At first when 4-year-old Beck started vomiting, White thought he had the flu. But his vomit looked so unusual she worried about him.
"He started to vomit a very dark color. It looked like coffee grounds. At that point I knew something was very wrong," she told TMJ4 In Milwaukee.
White rushed Beck to Children’s Hospital of Wisconsin in Milwaukee, where doctors removed part of his colon, intestine and appendix, according to her Facebook post. While doctors removed the magnets, Beck, who also has autism, is still struggling with an infection.
“Beck is doing well and mostly sleeping which is good because it will be easier to rid the infection in his stomach,” White shared on Facebook.
TODAY has reached out to Jennifer White and Children's Hospital for comment. Meanwhile, White's message to other parents is important.
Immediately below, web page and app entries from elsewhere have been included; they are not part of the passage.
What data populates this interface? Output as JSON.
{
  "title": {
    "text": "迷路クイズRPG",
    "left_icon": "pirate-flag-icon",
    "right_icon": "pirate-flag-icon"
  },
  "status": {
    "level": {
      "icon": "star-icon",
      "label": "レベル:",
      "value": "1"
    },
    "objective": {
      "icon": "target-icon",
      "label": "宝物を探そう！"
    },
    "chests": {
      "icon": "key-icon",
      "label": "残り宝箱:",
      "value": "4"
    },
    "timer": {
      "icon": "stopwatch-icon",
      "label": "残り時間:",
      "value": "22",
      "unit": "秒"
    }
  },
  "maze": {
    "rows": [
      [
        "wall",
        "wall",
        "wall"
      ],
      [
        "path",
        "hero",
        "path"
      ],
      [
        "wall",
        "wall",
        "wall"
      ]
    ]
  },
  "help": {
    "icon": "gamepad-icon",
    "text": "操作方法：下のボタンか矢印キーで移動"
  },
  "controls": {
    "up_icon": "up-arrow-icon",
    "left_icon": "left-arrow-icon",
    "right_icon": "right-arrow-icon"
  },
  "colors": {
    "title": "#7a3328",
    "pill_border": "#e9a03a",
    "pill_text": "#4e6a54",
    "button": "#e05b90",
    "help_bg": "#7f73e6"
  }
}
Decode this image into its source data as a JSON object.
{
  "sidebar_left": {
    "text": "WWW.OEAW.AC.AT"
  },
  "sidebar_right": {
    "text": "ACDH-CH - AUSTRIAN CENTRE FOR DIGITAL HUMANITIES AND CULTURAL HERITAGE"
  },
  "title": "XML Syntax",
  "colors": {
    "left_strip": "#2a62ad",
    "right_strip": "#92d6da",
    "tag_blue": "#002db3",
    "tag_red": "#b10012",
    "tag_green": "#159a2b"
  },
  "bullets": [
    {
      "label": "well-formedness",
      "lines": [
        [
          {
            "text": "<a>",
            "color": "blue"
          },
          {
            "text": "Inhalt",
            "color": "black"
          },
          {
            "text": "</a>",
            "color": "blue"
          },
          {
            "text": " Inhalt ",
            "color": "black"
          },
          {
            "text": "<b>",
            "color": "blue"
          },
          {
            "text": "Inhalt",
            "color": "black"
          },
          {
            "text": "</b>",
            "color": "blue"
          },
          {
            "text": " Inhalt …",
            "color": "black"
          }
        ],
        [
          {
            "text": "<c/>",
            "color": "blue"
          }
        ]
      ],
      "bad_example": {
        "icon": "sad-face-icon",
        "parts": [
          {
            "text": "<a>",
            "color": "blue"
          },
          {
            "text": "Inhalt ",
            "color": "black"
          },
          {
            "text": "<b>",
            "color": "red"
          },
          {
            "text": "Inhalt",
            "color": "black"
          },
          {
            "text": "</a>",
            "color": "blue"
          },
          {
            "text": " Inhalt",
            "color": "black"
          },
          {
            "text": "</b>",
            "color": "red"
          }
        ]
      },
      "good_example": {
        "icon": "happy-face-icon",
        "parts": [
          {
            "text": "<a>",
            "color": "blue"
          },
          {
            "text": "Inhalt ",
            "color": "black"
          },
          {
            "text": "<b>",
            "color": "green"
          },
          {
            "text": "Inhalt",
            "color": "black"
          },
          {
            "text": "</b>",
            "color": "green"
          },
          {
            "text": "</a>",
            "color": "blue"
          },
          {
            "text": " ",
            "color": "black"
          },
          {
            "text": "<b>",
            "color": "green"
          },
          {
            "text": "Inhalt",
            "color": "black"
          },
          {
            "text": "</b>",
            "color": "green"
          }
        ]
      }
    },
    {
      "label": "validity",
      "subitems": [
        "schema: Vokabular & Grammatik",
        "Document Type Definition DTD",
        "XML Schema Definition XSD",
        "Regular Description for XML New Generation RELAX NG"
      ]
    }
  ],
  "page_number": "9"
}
While many parents might not understand that tiny magnets are dangerous and ingesting multiple magnets poses a huge risk for children. Magnets become lodged in different places of the body and they start to pull toward one another. That’s when the problems begin.
“The pull of the magnetic force through the wall of the intestine or the stomach can eat away at your intestine or stomach, causing an infection. Now, the magnet is not going to leave your body,” Jennifer Hoekstra, an injury prevention specialist at Helen DeVos Children’s Hospital in Grand Rapids, Michigan, told TODAY.
That's exactly what happened to Beck.
"When he individually ingested them they were doing what magnets do and trying to get to each other through his intestines. And it created holes," White said.
Sometimes magnets clump together and create an obstruction. Dr. Kris Jatana, who did not treat Beck, has seen children with magnets stuck in their esophagus and trachea and even had to remove two magnets from each nostril of a boy’s nose earlier this year.
“The hole in the cartilage of the septum was small enough we could repair it,” the associate professor of otolaryngology at Nationwide Children's Hospital in Columbus told TODAY. “Smaller magnets cause perforation and need reconstructive surgery.”
Check toys for magnets
Seeking immediate treatment for a child who swallowed magnets remains essential.
“We can’t delay treatment,” Hoekstra said. “It is really, really important that parents are very mindful of what stuff in the house has magnets.”
“Parents and caregivers need to consistently check toys, games, other household products, which maybe aren’t even designed for children, that may contain multiple small magnets or button batteries. Small high power magnets and the button batteries in the household setting are a significant danger for children and can be life threatening,” he said.
In 2017, there were an estimated 251,700 toy-related injuries treated in U.S. hospital emergency departments, with an estimated 36 percent of the injuries happening to children under the age of 5, according to the Consumer Product Safety Commission (CPSC). Most of the injuries occurred while children were riding nonmotorized scooters.
White had no idea magnets posed such a risk.
"I really thought these were safe. Absolutely thought he would be OK. If I had an inkling that this would have happen I would have just got rid of them," said White.
While Hoekstra said that most toys that have magnets in them are labeled for children “6 and up,” younger children often discover magnets when they play with older children’s toys. She urges parents to keep all magnetic items in one place so that they can keep track of where they are.
“Magnets are one of those little things with big dangers,” Hoekstra said. “We want to make sure parents closely monitor them.”